While the island's occupants relied on agriculture to survive, Saint-proximity Jean's to the water drew sailors and river pilots to the island. The graveyard at the church revealed the narrative of generations of sailors who had died at sea and were now memorialized in tidy rows by the ocean.
We continued around the island, admiring the "Garden of Quebec's" broad pastoral landscapes set against the magnificent backdrop of the Laurentian and Appalachian mountains. We located Les Fromages de 'Îsle d'Orléans in the parish of Sainte-Famille in time for an afternoon snack and a lecture in the island's centuries-old cheese-making heritage.
"In the beginning, around 1635, households began making Orléans island cheese in their homes," Diane Marcoux explained. "Despite certain technical parallels with our French counterparts, they never produced the roasted variety of the cheese known as Le Paillasson, which was so popular among the island's households." Orléans cheese is a one-of-a-kind product of the island's inhabitants and environment, a piece of our own history. It's North America's very first cheese."
Ile d'Orleans Home to Fifth Generation Liquorists
We reached the parish of Saint-Pierre, almost completely circumnavigating the isle. This is where the fifth generation of the Monna family liquorists grow black currants, a sort of blackberry. Sisters Catherine and Anne run Cassis Monna & Filles, carrying on the tradition of their father Bernard, who arrived on Île d'Orléans in the early 70s from southern France. Cassis Monna cultivates 22 hectares of land and produces over 60,000 bottles of liqueurs per year, as well as jams and other products.
"The Île d'Orléans is a symbol of fertility and abundance, the first land to welcome people from the old continent," Catherine Monna explained. "Our island is home to a large number of Québec and North American families. Our soil provided them with food and helped them develop an agricultural civilization."
The black currant was introduced from Europe by the earliest settlers and adapted admirably to the North American climate, according to Catherine.
"Because my sister and I are the fifth generation of Monna family liquorists, the concept of tradition is at the center of our activity," she explained. "To pay homage to our ancestors' know-how and preserve it alive while being anchored in our day" is what tradition means.

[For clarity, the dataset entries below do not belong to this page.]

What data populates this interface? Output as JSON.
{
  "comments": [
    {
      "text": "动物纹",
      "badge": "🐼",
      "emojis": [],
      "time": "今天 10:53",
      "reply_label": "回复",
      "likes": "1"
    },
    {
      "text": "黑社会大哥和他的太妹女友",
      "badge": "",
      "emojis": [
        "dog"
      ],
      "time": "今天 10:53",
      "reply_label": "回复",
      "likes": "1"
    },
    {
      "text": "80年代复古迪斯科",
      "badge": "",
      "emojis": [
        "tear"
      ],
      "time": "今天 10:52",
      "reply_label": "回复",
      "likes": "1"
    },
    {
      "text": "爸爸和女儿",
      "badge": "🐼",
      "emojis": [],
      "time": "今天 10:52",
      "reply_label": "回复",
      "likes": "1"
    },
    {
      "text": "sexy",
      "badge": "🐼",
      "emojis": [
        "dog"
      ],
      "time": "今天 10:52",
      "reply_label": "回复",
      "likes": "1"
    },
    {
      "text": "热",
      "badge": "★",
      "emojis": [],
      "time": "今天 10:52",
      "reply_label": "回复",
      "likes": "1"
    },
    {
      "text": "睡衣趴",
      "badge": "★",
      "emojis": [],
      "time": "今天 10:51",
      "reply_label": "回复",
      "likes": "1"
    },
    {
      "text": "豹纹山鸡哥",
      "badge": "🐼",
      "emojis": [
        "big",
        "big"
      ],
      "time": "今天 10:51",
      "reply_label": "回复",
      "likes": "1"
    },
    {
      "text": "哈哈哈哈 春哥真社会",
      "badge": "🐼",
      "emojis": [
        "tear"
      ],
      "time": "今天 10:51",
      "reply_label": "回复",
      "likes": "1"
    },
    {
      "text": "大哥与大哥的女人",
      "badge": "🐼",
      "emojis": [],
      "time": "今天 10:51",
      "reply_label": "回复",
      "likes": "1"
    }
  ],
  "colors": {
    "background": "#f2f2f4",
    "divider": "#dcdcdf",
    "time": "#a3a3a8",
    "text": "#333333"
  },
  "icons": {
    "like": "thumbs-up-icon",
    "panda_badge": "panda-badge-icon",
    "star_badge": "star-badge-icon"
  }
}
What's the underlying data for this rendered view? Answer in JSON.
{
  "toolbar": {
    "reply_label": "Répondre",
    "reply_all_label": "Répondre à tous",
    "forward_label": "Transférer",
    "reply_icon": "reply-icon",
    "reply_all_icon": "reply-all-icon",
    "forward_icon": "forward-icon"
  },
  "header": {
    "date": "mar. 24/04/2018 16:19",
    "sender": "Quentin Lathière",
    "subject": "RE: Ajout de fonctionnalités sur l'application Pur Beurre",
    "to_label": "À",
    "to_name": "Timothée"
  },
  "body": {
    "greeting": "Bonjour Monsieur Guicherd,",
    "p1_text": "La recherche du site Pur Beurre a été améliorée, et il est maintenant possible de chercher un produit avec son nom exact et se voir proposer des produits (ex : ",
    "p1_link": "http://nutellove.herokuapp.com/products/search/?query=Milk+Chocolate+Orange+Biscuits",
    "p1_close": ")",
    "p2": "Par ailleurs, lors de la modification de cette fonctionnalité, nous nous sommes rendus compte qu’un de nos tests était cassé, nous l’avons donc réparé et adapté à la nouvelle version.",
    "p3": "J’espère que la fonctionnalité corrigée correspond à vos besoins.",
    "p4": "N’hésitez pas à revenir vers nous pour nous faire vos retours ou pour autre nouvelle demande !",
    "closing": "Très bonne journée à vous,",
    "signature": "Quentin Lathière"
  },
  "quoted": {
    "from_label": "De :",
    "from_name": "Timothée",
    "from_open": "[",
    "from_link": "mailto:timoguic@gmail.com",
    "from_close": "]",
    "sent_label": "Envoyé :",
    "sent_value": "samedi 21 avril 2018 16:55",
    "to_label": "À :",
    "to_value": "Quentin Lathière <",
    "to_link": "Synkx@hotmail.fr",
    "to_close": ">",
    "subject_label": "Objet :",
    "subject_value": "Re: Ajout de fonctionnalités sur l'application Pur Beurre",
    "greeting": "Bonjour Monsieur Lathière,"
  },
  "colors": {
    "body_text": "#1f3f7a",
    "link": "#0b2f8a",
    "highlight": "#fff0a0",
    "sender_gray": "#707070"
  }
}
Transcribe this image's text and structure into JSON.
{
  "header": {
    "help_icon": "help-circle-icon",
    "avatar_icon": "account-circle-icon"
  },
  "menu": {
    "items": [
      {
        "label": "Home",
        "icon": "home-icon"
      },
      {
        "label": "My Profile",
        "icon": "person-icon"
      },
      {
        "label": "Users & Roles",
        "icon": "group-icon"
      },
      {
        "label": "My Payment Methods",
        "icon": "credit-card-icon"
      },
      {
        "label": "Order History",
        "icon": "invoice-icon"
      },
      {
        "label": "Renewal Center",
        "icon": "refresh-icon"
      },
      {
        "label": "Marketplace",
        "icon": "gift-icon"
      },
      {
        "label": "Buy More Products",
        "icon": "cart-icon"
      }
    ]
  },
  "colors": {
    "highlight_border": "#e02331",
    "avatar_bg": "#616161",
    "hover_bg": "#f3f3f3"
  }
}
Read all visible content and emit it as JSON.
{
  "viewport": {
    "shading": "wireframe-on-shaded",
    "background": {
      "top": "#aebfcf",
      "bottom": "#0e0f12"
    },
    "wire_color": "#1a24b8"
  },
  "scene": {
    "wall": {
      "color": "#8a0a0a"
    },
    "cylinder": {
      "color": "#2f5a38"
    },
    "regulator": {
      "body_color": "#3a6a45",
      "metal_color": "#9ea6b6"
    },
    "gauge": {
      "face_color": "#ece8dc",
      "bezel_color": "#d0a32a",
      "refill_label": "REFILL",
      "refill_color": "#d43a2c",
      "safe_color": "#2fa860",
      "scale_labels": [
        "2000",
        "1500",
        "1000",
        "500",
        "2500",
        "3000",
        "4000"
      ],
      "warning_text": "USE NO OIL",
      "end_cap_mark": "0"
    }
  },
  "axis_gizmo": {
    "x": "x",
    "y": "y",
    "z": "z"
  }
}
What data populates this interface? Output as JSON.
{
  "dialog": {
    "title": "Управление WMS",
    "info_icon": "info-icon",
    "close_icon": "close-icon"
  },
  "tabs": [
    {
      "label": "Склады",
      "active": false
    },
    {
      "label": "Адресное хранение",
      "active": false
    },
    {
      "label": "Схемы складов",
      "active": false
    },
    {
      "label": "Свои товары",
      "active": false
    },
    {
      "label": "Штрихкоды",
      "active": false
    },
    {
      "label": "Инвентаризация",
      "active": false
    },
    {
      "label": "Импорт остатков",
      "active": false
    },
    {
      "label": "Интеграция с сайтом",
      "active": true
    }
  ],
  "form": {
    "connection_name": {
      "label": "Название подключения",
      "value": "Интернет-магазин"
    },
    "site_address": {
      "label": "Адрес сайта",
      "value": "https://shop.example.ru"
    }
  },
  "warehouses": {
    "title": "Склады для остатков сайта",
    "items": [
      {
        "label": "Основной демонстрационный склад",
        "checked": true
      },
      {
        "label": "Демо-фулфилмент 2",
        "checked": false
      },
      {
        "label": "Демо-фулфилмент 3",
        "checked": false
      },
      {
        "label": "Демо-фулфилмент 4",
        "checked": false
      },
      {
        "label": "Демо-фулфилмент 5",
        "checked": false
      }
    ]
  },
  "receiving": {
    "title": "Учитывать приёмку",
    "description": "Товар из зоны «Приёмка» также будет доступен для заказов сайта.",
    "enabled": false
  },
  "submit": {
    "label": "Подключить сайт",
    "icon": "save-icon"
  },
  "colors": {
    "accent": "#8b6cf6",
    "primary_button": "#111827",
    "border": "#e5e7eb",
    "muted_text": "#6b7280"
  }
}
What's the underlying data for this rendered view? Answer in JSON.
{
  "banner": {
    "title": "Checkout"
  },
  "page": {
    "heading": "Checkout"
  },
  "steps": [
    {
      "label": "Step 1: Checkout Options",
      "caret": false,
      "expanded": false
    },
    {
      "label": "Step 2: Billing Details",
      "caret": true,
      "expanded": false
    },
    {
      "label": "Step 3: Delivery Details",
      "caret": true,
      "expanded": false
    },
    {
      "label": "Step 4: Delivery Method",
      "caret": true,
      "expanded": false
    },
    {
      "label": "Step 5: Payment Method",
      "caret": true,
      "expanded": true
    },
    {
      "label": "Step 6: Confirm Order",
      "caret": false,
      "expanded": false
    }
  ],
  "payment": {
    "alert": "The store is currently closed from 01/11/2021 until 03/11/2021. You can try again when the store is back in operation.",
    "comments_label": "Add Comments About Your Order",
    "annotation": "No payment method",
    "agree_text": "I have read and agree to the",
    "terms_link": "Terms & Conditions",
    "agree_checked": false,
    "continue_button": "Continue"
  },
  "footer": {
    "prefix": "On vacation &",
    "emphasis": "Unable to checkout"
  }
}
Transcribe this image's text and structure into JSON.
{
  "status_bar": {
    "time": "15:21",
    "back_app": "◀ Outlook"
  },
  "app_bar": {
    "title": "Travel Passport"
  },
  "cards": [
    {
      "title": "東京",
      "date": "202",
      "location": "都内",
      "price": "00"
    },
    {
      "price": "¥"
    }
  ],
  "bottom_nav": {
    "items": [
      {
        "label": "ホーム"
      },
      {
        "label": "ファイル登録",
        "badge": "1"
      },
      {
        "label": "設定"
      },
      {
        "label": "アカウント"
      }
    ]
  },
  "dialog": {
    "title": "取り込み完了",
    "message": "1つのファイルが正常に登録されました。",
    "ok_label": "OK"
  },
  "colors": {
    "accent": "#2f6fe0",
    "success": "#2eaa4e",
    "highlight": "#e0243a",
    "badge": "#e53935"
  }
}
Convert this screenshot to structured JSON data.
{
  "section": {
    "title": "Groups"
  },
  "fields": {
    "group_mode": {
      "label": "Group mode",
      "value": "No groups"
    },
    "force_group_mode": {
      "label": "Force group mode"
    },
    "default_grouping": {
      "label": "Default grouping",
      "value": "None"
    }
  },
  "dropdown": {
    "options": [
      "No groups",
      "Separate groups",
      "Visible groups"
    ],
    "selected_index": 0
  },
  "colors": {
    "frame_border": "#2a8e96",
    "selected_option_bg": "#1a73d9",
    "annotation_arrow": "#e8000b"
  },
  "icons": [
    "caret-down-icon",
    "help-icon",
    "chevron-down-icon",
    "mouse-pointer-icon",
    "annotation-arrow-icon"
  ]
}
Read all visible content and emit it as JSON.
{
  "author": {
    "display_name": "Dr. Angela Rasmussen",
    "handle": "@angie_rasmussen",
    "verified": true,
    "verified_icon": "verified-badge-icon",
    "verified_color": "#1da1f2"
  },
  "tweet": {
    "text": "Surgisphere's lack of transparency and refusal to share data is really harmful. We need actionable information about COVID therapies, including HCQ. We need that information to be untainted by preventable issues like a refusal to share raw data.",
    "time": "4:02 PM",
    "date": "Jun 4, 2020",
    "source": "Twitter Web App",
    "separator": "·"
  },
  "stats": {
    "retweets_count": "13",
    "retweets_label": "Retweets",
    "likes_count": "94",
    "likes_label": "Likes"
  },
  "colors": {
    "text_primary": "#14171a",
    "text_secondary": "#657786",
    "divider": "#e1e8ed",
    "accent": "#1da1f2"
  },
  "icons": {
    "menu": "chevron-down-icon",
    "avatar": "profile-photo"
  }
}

It was simple to see why the island's allure had attracted tourists for centuries, even before the arrival of the New French immigrants. The Hurons are claimed to have given the island the name Minigo, which means "enchantress." It's a lovely mantle she wears.